By Rania El Gamal and Vladimir Soldatkin
JEDDAH, Saudi Arabia (Reuters) – Saudi Arabia’s Energy Minister Khalid al-Falih said on Saturday that he saw no oil supply shortage as global oil inventories are still rising, particularly from the United States, but OPEC will be responsive to the oil market’s needs.
Speaking in Jeddah ahead of a ministerial panel gathering on Sunday of top OPEC and non-OPEC producers, including Saudi Arabia and Russia, Falih told Reuters OPEC will not decide on output until late June when the group is due to meet next.
“I am not sure there is a supply shortage, but we will look at the (market) analysis. We will definitely be responsive and the market will be supplied,” Falih said, when asked whether an increase in output was on the table due to oil shortage concerns.
“But all indications are that inventories are still rising. We saw the data from the U.S. week after week, and they are massive increases, so there is obviously supply abundance.”
The Organization of the Petroleum Exporting Countries (OPEC), Russia and other non-OPEC producers, known as OPEC+, agreed to reduce output by 1.2 million barrels per day (bpd) from Jan. 1 for six months, a deal designed to stop inventories building up and weakening prices.
“We will be flexible. We are going to do the right thing as we always do,” Falih said of any decision at the meeting in June on continuing the reductions.
Falih said OPEC was guided by two main principles: “One to keep the market in its direction towards balancing, and inventories (are) back to normal level. And two to be responsive to market needs. We will strike the right balance I am sure.”

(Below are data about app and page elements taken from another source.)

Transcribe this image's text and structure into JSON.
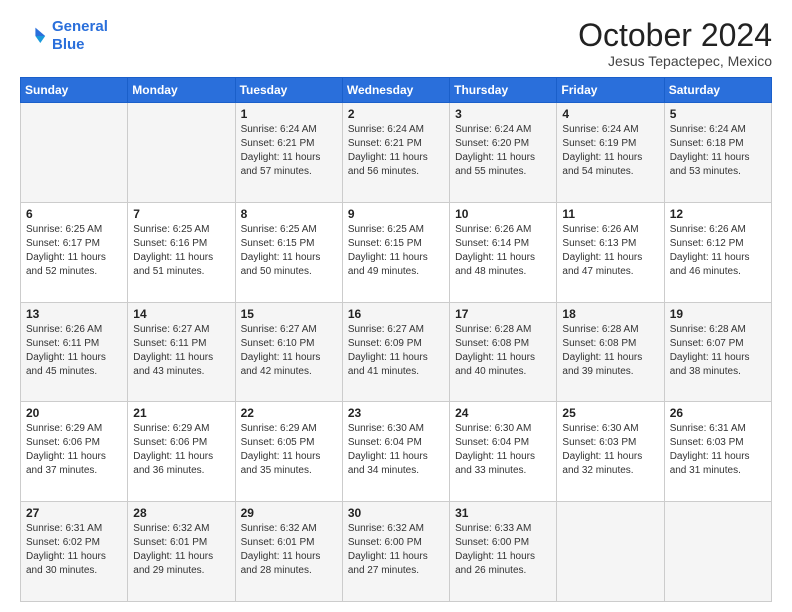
{
  "logo": {
    "line1": "General",
    "line2": "Blue"
  },
  "title": "October 2024",
  "subtitle": "Jesus Tepactepec, Mexico",
  "header_days": [
    "Sunday",
    "Monday",
    "Tuesday",
    "Wednesday",
    "Thursday",
    "Friday",
    "Saturday"
  ],
  "weeks": [
    [
      {
        "day": "",
        "info": ""
      },
      {
        "day": "",
        "info": ""
      },
      {
        "day": "1",
        "info": "Sunrise: 6:24 AM\nSunset: 6:21 PM\nDaylight: 11 hours and 57 minutes."
      },
      {
        "day": "2",
        "info": "Sunrise: 6:24 AM\nSunset: 6:21 PM\nDaylight: 11 hours and 56 minutes."
      },
      {
        "day": "3",
        "info": "Sunrise: 6:24 AM\nSunset: 6:20 PM\nDaylight: 11 hours and 55 minutes."
      },
      {
        "day": "4",
        "info": "Sunrise: 6:24 AM\nSunset: 6:19 PM\nDaylight: 11 hours and 54 minutes."
      },
      {
        "day": "5",
        "info": "Sunrise: 6:24 AM\nSunset: 6:18 PM\nDaylight: 11 hours and 53 minutes."
      }
    ],
    [
      {
        "day": "6",
        "info": "Sunrise: 6:25 AM\nSunset: 6:17 PM\nDaylight: 11 hours and 52 minutes."
      },
      {
        "day": "7",
        "info": "Sunrise: 6:25 AM\nSunset: 6:16 PM\nDaylight: 11 hours and 51 minutes."
      },
      {
        "day": "8",
        "info": "Sunrise: 6:25 AM\nSunset: 6:15 PM\nDaylight: 11 hours and 50 minutes."
      },
      {
        "day": "9",
        "info": "Sunrise: 6:25 AM\nSunset: 6:15 PM\nDaylight: 11 hours and 49 minutes."
      },
      {
        "day": "10",
        "info": "Sunrise: 6:26 AM\nSunset: 6:14 PM\nDaylight: 11 hours and 48 minutes."
      },
      {
        "day": "11",
        "info": "Sunrise: 6:26 AM\nSunset: 6:13 PM\nDaylight: 11 hours and 47 minutes."
      },
      {
        "day": "12",
        "info": "Sunrise: 6:26 AM\nSunset: 6:12 PM\nDaylight: 11 hours and 46 minutes."
      }
    ],
    [
      {
        "day": "13",
        "info": "Sunrise: 6:26 AM\nSunset: 6:11 PM\nDaylight: 11 hours and 45 minutes."
      },
      {
        "day": "14",
        "info": "Sunrise: 6:27 AM\nSunset: 6:11 PM\nDaylight: 11 hours and 43 minutes."
      },
      {
        "day": "15",
        "info": "Sunrise: 6:27 AM\nSunset: 6:10 PM\nDaylight: 11 hours and 42 minutes."
      },
      {
        "day": "16",
        "info": "Sunrise: 6:27 AM\nSunset: 6:09 PM\nDaylight: 11 hours and 41 minutes."
      },
      {
        "day": "17",
        "info": "Sunrise: 6:28 AM\nSunset: 6:08 PM\nDaylight: 11 hours and 40 minutes."
      },
      {
        "day": "18",
        "info": "Sunrise: 6:28 AM\nSunset: 6:08 PM\nDaylight: 11 hours and 39 minutes."
      },
      {
        "day": "19",
        "info": "Sunrise: 6:28 AM\nSunset: 6:07 PM\nDaylight: 11 hours and 38 minutes."
      }
    ],
    [
      {
        "day": "20",
        "info": "Sunrise: 6:29 AM\nSunset: 6:06 PM\nDaylight: 11 hours and 37 minutes."
      },
      {
        "day": "21",
        "info": "Sunrise: 6:29 AM\nSunset: 6:06 PM\nDaylight: 11 hours and 36 minutes."
      },
      {
        "day": "22",
        "info": "Sunrise: 6:29 AM\nSunset: 6:05 PM\nDaylight: 11 hours and 35 minutes."
      },
      {
        "day": "23",
        "info": "Sunrise: 6:30 AM\nSunset: 6:04 PM\nDaylight: 11 hours and 34 minutes."
      },
      {
        "day": "24",
        "info": "Sunrise: 6:30 AM\nSunset: 6:04 PM\nDaylight: 11 hours and 33 minutes."
      },
      {
        "day": "25",
        "info": "Sunrise: 6:30 AM\nSunset: 6:03 PM\nDaylight: 11 hours and 32 minutes."
      },
      {
        "day": "26",
        "info": "Sunrise: 6:31 AM\nSunset: 6:03 PM\nDaylight: 11 hours and 31 minutes."
      }
    ],
    [
      {
        "day": "27",
        "info": "Sunrise: 6:31 AM\nSunset: 6:02 PM\nDaylight: 11 hours and 30 minutes."
      },
      {
        "day": "28",
        "info": "Sunrise: 6:32 AM\nSunset: 6:01 PM\nDaylight: 11 hours and 29 minutes."
      },
      {
        "day": "29",
        "info": "Sunrise: 6:32 AM\nSunset: 6:01 PM\nDaylight: 11 hours and 28 minutes."
      },
      {
        "day": "30",
        "info": "Sunrise: 6:32 AM\nSunset: 6:00 PM\nDaylight: 11 hours and 27 minutes."
      },
      {
        "day": "31",
        "info": "Sunrise: 6:33 AM\nSunset: 6:00 PM\nDaylight: 11 hours and 26 minutes."
      },
      {
        "day": "",
        "info": ""
      },
      {
        "day": "",
        "info": ""
      }
    ]
  ]
}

Saudi Arabia does not see a need to quickly boost production now with oil prices around the $70 a barrel level, as it fears a crash in prices and a build-up in inventories, OPEC sources said. But Russia wants to increase supply after June when the current OPEC+ pact is due to expire, the sources said.

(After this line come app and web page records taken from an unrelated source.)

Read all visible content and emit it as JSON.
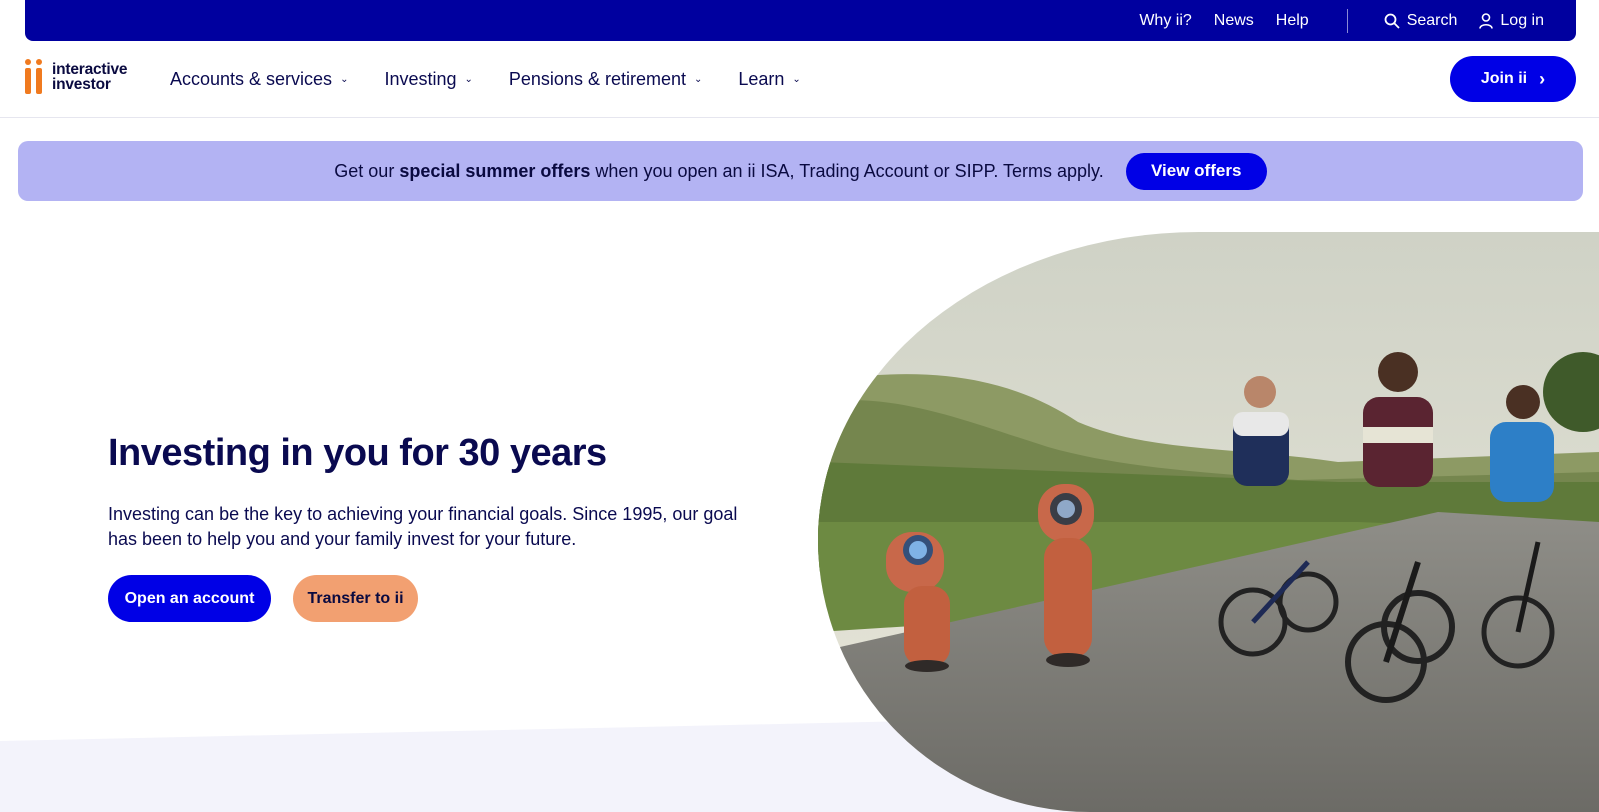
{
  "util_bar": {
    "links": [
      "Why ii?",
      "News",
      "Help"
    ],
    "search_label": "Search",
    "login_label": "Log in"
  },
  "brand": {
    "logo_line1": "interactive",
    "logo_line2": "investor",
    "logo_icon": "ii-logo-icon",
    "accent": "#f07a1f",
    "primary": "#0000e6",
    "navy": "#00009f"
  },
  "nav": {
    "items": [
      {
        "label": "Accounts & services"
      },
      {
        "label": "Investing"
      },
      {
        "label": "Pensions & retirement"
      },
      {
        "label": "Learn"
      }
    ],
    "join_label": "Join ii"
  },
  "promo": {
    "text_before": "Get our ",
    "text_bold": "special summer offers",
    "text_after": " when you open an ii ISA, Trading Account or SIPP. Terms apply.",
    "button_label": "View offers",
    "bg_color": "#b3b3f3"
  },
  "hero": {
    "title": "Investing in you for 30 years",
    "text": "Investing can be the key to achieving your financial goals. Since 1995, our goal has been to help you and your family invest for your future.",
    "open_label": "Open an account",
    "transfer_label": "Transfer to ii"
  }
}
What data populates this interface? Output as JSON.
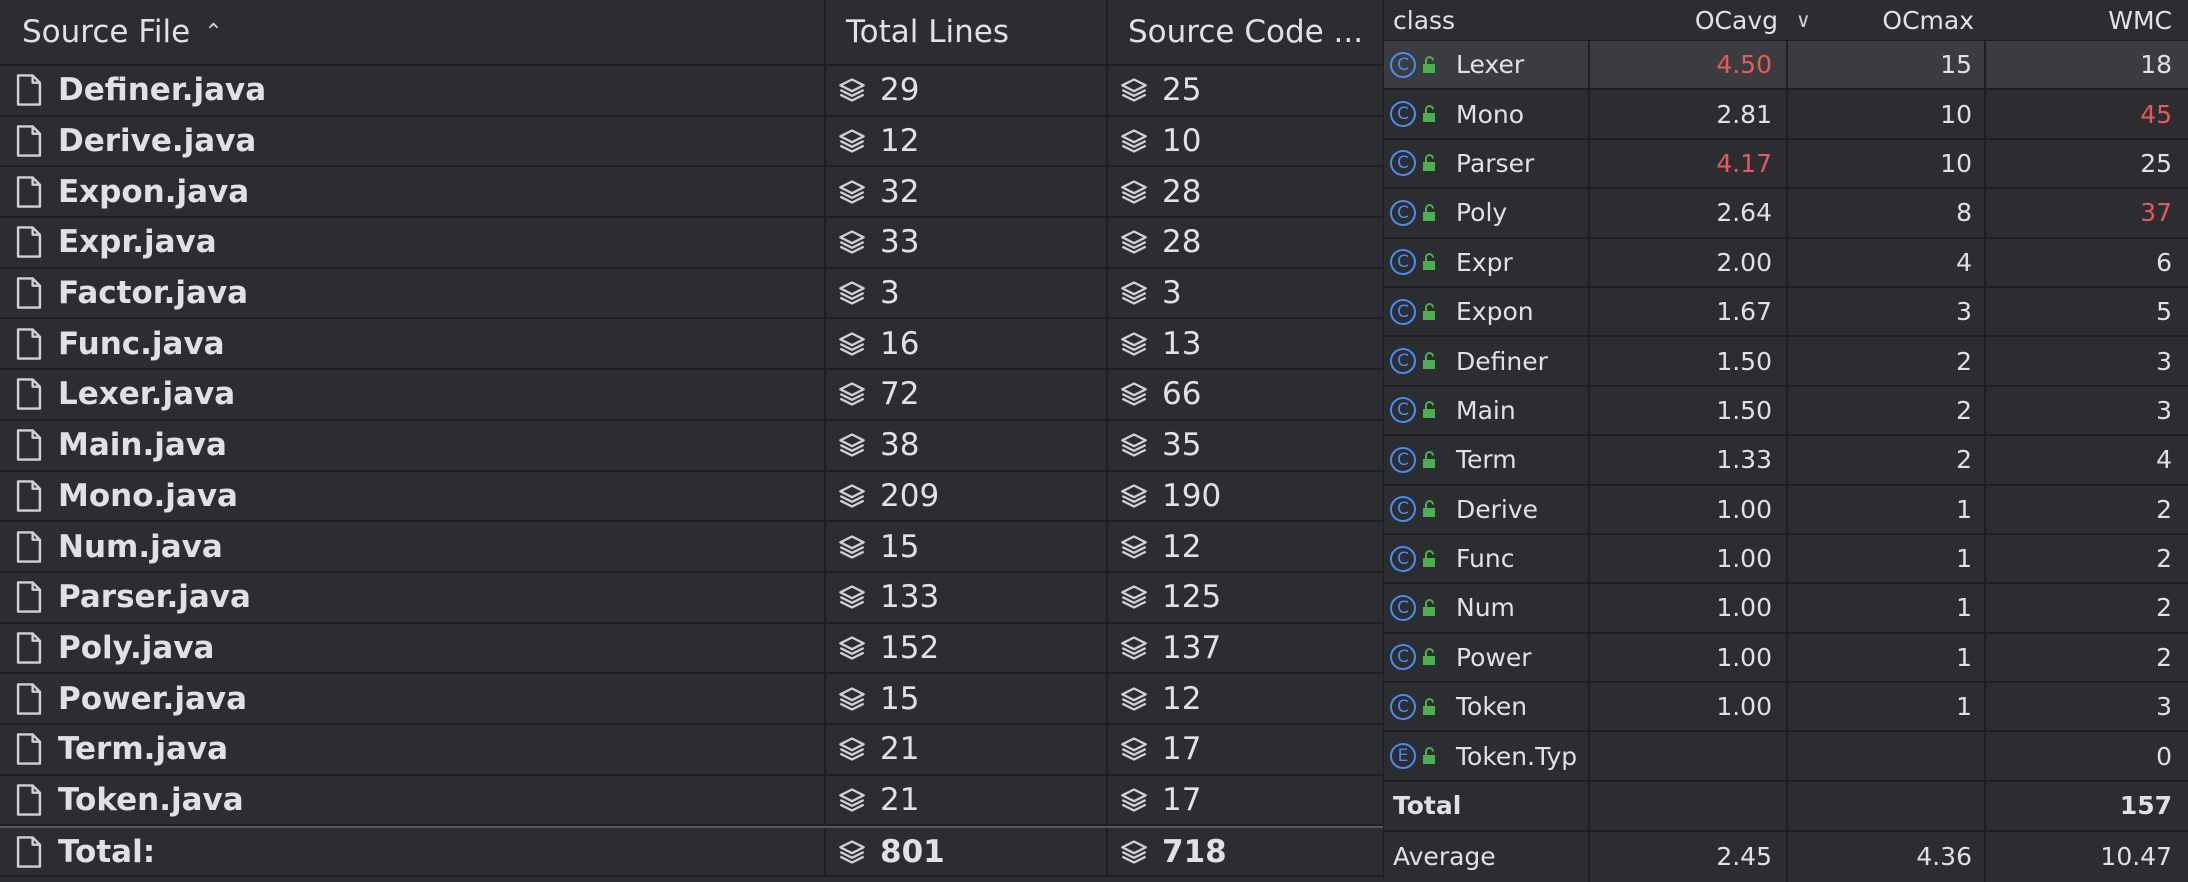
{
  "files_panel": {
    "headers": {
      "file": "Source File",
      "total_lines": "Total Lines",
      "source_code": "Source Code ..."
    },
    "rows": [
      {
        "file": "Definer.java",
        "total": "29",
        "src": "25"
      },
      {
        "file": "Derive.java",
        "total": "12",
        "src": "10"
      },
      {
        "file": "Expon.java",
        "total": "32",
        "src": "28"
      },
      {
        "file": "Expr.java",
        "total": "33",
        "src": "28"
      },
      {
        "file": "Factor.java",
        "total": "3",
        "src": "3"
      },
      {
        "file": "Func.java",
        "total": "16",
        "src": "13"
      },
      {
        "file": "Lexer.java",
        "total": "72",
        "src": "66"
      },
      {
        "file": "Main.java",
        "total": "38",
        "src": "35"
      },
      {
        "file": "Mono.java",
        "total": "209",
        "src": "190"
      },
      {
        "file": "Num.java",
        "total": "15",
        "src": "12"
      },
      {
        "file": "Parser.java",
        "total": "133",
        "src": "125"
      },
      {
        "file": "Poly.java",
        "total": "152",
        "src": "137"
      },
      {
        "file": "Power.java",
        "total": "15",
        "src": "12"
      },
      {
        "file": "Term.java",
        "total": "21",
        "src": "17"
      },
      {
        "file": "Token.java",
        "total": "21",
        "src": "17"
      }
    ],
    "total_row": {
      "file": "Total:",
      "total": "801",
      "src": "718"
    }
  },
  "metrics_panel": {
    "headers": {
      "class": "class",
      "ocavg": "OCavg",
      "ocmax": "OCmax",
      "wmc": "WMC"
    },
    "rows": [
      {
        "kind": "C",
        "name": "Lexer",
        "ocavg": "4.50",
        "ocmax": "15",
        "wmc": "18",
        "ocavg_red": true,
        "wmc_red": false
      },
      {
        "kind": "C",
        "name": "Mono",
        "ocavg": "2.81",
        "ocmax": "10",
        "wmc": "45",
        "ocavg_red": false,
        "wmc_red": true
      },
      {
        "kind": "C",
        "name": "Parser",
        "ocavg": "4.17",
        "ocmax": "10",
        "wmc": "25",
        "ocavg_red": true,
        "wmc_red": false
      },
      {
        "kind": "C",
        "name": "Poly",
        "ocavg": "2.64",
        "ocmax": "8",
        "wmc": "37",
        "ocavg_red": false,
        "wmc_red": true
      },
      {
        "kind": "C",
        "name": "Expr",
        "ocavg": "2.00",
        "ocmax": "4",
        "wmc": "6",
        "ocavg_red": false,
        "wmc_red": false
      },
      {
        "kind": "C",
        "name": "Expon",
        "ocavg": "1.67",
        "ocmax": "3",
        "wmc": "5",
        "ocavg_red": false,
        "wmc_red": false
      },
      {
        "kind": "C",
        "name": "Definer",
        "ocavg": "1.50",
        "ocmax": "2",
        "wmc": "3",
        "ocavg_red": false,
        "wmc_red": false
      },
      {
        "kind": "C",
        "name": "Main",
        "ocavg": "1.50",
        "ocmax": "2",
        "wmc": "3",
        "ocavg_red": false,
        "wmc_red": false
      },
      {
        "kind": "C",
        "name": "Term",
        "ocavg": "1.33",
        "ocmax": "2",
        "wmc": "4",
        "ocavg_red": false,
        "wmc_red": false
      },
      {
        "kind": "C",
        "name": "Derive",
        "ocavg": "1.00",
        "ocmax": "1",
        "wmc": "2",
        "ocavg_red": false,
        "wmc_red": false
      },
      {
        "kind": "C",
        "name": "Func",
        "ocavg": "1.00",
        "ocmax": "1",
        "wmc": "2",
        "ocavg_red": false,
        "wmc_red": false
      },
      {
        "kind": "C",
        "name": "Num",
        "ocavg": "1.00",
        "ocmax": "1",
        "wmc": "2",
        "ocavg_red": false,
        "wmc_red": false
      },
      {
        "kind": "C",
        "name": "Power",
        "ocavg": "1.00",
        "ocmax": "1",
        "wmc": "2",
        "ocavg_red": false,
        "wmc_red": false
      },
      {
        "kind": "C",
        "name": "Token",
        "ocavg": "1.00",
        "ocmax": "1",
        "wmc": "3",
        "ocavg_red": false,
        "wmc_red": false
      },
      {
        "kind": "E",
        "name": "Token.Typ",
        "ocavg": "",
        "ocmax": "",
        "wmc": "0",
        "ocavg_red": false,
        "wmc_red": false
      }
    ],
    "total_row": {
      "label": "Total",
      "ocavg": "",
      "ocmax": "",
      "wmc": "157"
    },
    "average_row": {
      "label": "Average",
      "ocavg": "2.45",
      "ocmax": "4.36",
      "wmc": "10.47"
    }
  },
  "colors": {
    "background": "#2b2d30",
    "warning_red": "#e55a5a",
    "class_badge": "#4b8cf0",
    "lock_green": "#4caf50"
  },
  "icons": {
    "file": "file-icon",
    "layers": "layers-icon",
    "class_badge": "class-icon",
    "enum_badge": "enum-icon",
    "lock": "lock-open-icon",
    "sort_up": "sort-ascending-icon",
    "sort_down": "sort-descending-icon"
  }
}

The United States on the other hand, which is not a member of the OPEC+ but is a close ally of Saudi Arabia, wants the group to boost output to bring oil prices down.

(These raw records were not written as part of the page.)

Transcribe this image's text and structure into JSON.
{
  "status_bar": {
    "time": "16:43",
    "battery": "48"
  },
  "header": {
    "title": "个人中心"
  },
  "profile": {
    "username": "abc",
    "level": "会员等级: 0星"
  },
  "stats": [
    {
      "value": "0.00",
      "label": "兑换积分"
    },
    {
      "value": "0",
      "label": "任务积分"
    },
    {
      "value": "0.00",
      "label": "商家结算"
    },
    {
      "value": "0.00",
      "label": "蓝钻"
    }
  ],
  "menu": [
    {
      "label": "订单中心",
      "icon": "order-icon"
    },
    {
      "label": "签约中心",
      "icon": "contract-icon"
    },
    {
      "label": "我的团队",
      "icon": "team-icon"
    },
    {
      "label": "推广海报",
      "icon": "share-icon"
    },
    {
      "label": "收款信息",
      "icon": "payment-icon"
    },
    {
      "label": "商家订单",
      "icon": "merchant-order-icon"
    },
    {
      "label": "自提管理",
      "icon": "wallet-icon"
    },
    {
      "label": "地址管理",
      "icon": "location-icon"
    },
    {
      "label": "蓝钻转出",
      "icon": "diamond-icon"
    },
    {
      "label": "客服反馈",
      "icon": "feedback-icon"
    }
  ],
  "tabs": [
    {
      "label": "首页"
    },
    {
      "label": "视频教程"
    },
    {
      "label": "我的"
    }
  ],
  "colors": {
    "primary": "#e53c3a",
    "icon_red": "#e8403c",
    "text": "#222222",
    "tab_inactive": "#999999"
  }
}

Falih has to find a delicate balance between keeping the oil market well supplied and prices high enough for Riyadh’s budget needs, while pleasing Moscow to ensure Russia remains in the OPEC+ pact, and being responsive to the concerns of the United States and the rest of the OPEC+, the sources said.
OPEC’s agreed share of the cuts is 800,000 bpd, but its actual reduction is far larger due to the production losses in Iran and Venezuela. Both are under U.S. sanctions and exempt from the voluntary reductions under the OPEC-led deal.
U.S. President Donald Trump has called on OPEC and the group’s de facto leader Saudi Arabia to lower oil prices.
Sunday’s ministerial panel meeting, known as the JMMC, comes amid concerns of a tight market as Iran’s oil exports are likely to drop further in May, and shipments from Venezuela could fall more in coming weeks due to the sanctions by Washington.
Oil contamination also forced Russia to halt flows along the Druzhba pipeline – a key conduit for crude into Eastern Europe and Germany – in April. The suspension, as yet of unclear duration, left refiners scrambling to find supplies.
But U.S. crude inventories rose unexpectedly last week to their highest since September 2017, while gasoline stockpiles decreased more than forecast, the Energy Information Administration (EIA) said on Wednesday. [EIA/S]
Tensions between Saudi Arabia and fellow OPEC member Iran are also running high, after last week’s attacks on two Saudi oil tankers off the coast of the United Arab Emirates and another on Saudi oil facilities inside the kingdom.
Saudi Arabia accused Iran of ordering the attack on state oil giant Saudi Aramco’s oil pumping stations that Yemen’s Iran-aligned Houthi militia has claimed responsibility for.
An OPEC and non-OPEC technical committee found that oil producers’ compliance with the supply-reduction agreement reached 168 percent in April, three sources told Reuters on Saturday.
That shows that OPEC+ producers are cutting output by more than their share. Saudi Arabia has been pumping below its production target since January to keep oil inventories and prices in check.
(Reporting by Rania El Gamal and Vladimir Soldatkin; Editing by Tom Hogue and Ros Russell)